|Things to do in Toronto: take a trip up to the top of the tower.|
I have been lucky enough to marry one of Canada’s many fine womenfolk, and I therefore get to visit this vast country regularly in order to visit the in-laws and drink beer in no particular order. The beer scene in Canada resembles the one in the USA. Until 20 or so years ago, the market was completely dominated by a few big brands which sold their bland, industrial lager beer to the great masses. These behemoths still supply the vast majority of what Canadians knock back in their pubs, and not unlike similar breweries in the rest of the world they seem to take pride in inventing new and trendy concoctions that taste almost, but not entirely unlike beer.
Luckily, the beer revolution that hit the US has also spilled into Canada, though perhaps on a slightly lesser scale. This means that it is nowadays generally possible to find at least one microbrewery or brewpub in every major city, and some of the bigger micros (as it were) are sold in the Norwegian-inspired state-controlled alcohol shops, which in Ontario come in two flavours: the LCBO, and the ingeniously named “Beer Store”. There is, in other words, plenty of good beer to be enjoyed if you know what to look for.
The area around Kitchener-Waterloo (about 100km southwest of Toronto) seems to have more than their fair share of microbreweries, so if you’re desperately searching for something more exciting than Molson Canadian or Labatt’s Blue, you may want to head in this direction. Just outside of Waterloo is the city of Guelph, surely the only city in the world which name resembles the sound of having had one beer too many. There’s a splendid pub near downtown called the Woolwich Arrow with a very long beer menu dominated by local breweries. I spent a happy lunchtime there in glorious sunshine a couple of weeks ago, and I can only recommend that you pop in for a swift half or an all-night drinking session or something in between.

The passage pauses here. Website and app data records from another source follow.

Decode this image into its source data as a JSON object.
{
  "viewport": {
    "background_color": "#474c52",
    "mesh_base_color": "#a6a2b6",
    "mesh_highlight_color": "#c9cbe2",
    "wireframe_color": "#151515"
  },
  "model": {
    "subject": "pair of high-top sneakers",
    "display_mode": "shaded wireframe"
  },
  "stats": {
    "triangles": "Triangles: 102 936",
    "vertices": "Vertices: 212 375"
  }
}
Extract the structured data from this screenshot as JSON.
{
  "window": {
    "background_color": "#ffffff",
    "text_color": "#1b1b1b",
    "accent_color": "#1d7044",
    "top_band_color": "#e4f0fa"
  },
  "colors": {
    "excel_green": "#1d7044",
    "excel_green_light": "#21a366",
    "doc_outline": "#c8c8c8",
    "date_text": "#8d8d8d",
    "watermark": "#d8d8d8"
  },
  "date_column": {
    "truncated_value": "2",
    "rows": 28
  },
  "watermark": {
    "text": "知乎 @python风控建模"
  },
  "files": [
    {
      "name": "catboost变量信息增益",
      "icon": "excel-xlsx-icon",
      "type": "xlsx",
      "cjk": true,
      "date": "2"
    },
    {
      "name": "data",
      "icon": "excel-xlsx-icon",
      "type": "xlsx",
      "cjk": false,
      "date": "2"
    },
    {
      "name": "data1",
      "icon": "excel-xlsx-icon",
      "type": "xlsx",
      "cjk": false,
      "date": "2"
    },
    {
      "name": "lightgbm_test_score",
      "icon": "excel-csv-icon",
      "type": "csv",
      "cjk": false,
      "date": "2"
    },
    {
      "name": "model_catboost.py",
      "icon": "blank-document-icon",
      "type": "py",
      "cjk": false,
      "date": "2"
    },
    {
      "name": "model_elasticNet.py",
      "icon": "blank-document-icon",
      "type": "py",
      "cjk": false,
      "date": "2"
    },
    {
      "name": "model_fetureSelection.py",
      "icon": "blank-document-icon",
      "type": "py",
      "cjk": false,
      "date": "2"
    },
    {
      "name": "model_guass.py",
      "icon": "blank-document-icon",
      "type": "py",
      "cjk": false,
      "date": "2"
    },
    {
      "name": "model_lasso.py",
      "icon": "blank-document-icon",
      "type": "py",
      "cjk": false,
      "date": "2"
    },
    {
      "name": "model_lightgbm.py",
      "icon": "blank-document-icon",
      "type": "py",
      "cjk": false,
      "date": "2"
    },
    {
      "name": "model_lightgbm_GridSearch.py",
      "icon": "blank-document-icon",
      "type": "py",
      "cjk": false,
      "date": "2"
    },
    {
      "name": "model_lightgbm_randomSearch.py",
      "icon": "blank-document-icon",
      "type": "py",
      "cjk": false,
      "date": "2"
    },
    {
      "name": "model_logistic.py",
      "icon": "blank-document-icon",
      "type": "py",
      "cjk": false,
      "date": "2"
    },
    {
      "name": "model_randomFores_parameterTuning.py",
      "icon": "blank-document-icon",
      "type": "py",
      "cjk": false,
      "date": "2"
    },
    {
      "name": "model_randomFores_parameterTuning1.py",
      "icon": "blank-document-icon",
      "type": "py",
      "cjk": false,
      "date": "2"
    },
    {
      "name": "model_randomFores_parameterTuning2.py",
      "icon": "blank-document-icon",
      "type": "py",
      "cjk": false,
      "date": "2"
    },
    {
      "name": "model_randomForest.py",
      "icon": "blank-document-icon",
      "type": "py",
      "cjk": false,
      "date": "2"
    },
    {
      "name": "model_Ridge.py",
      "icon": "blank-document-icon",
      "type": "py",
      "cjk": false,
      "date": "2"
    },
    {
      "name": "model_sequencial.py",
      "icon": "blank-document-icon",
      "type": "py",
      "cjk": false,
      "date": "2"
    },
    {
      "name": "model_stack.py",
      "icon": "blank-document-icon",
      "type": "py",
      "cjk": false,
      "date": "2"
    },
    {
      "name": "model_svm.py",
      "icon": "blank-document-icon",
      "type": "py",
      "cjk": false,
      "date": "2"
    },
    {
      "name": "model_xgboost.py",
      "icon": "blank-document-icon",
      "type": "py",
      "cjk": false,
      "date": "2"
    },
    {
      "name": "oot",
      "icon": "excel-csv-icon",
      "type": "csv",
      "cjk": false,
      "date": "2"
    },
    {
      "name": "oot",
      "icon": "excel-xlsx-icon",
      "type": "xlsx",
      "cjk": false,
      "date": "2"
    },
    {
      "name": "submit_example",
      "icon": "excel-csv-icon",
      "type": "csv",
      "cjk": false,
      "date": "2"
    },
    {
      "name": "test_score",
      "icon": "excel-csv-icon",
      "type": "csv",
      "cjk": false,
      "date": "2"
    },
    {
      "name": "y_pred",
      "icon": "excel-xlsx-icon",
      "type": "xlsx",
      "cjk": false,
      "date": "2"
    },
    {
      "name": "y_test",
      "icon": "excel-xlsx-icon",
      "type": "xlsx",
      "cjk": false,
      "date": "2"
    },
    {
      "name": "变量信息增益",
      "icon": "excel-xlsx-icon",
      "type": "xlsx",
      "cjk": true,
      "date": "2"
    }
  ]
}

Another personal recommendation is the Shepherd’s Pub in the tiny hamlet of Elora, about 30km north from Waterloo. It’s an extremely cosy little place, with live music and great beer. If you’re really lucky you can experience an Irish-style session where local people playing flutes, fiddles, banjos and other dodgy instruments will accidentally sit at the corner table and then equally accidentally start playing tunes that everyone happens to know. It’s excellent fun listening to such shenanigans whilst knocking back a few pints carefully selected from the extensive beer menu.
Kitchener-Waterloo also has its own version of the Oktoberfest, as I mentioned in an earlier blog post. I only had time for a brief visit, and I was able to confirm with some dismay that the main beer on offer was Molson Canadian served in rather small plastic glasses. They did have a selection of more interesting bottled beers sold at Norwegian-inspired prices, also poured into unlovely plastic glasses. Are Canadians so wild that they cannot be trusted with proper glassware, or is it simply a cost saving measure? In either case, I strongly disapprove.
|The K-W Oktoberfest at 3pm on opening day. Not the best time to go.|
I am also very happy to report that my request for free beer in a previous post has been fruitful. A very friendly Canadian sent me two lovely bottles from the Unibrue Brasserie in Quebec. This is the French-speaking part of Canada, so the beers had the suspiciously foreign-sounding names “Trois Pistoles” and “La Fin du Monde”. The former is dark and has a rich, vinous and full-bodied taste whereas the latter is light, cloudy and also very rich – a bit like a Belgian golden ale (such as the famous Duvel) on steroids. In fact, it had so much taste that I had to numb my taste buds with liquid nitrogen just to get it down. Or perhaps I was exaggerating a little bit just there. Anyway, both of these beers are strong (9%), tasty and very well brewed.
|A little bit of Canadia in our living room.|
So, what’s the conclusion? Canada is a huge country inhabited by friendly people that don’t tend to shoot you, and there are lots of things to see and do, at least if you think ice hockey is the main reason to live. As for the beer, well, there’s plenty of good stuff to be found, but it’s not a country I would recommend visiting just for this reason. Just like the country itself, many of the new breweries are a bit wild and untamed, brewing stuff full of taste and adventure, but perhaps lacking the mature subtleness of their more established counterparts in Europe. That's it folks. Have a great day!